- **Task to carry out**: In the material below, find every line containing the string "placeholder" and return it.

- **Data records**:
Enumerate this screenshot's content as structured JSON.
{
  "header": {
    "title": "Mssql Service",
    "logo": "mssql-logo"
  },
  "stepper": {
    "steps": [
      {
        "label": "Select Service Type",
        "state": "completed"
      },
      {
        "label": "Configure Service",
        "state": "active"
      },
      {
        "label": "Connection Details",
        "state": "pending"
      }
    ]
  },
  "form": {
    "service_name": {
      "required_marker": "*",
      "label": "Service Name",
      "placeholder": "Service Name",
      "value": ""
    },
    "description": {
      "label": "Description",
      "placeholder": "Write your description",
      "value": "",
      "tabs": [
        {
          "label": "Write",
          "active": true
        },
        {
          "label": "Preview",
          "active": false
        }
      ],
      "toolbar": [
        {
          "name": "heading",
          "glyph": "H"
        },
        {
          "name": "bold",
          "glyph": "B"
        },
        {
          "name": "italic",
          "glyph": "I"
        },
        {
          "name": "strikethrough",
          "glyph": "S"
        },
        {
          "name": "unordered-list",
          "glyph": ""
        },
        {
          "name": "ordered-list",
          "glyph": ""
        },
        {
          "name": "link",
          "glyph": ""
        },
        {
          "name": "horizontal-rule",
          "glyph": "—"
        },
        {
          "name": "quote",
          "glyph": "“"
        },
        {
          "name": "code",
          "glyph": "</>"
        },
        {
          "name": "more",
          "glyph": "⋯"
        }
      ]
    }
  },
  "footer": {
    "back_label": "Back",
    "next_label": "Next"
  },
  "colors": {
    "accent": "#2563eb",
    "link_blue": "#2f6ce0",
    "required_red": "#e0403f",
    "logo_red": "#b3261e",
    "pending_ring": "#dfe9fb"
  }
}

- **Your solution**:
      "placeholder": "Service Name",
      "placeholder": "Write your description",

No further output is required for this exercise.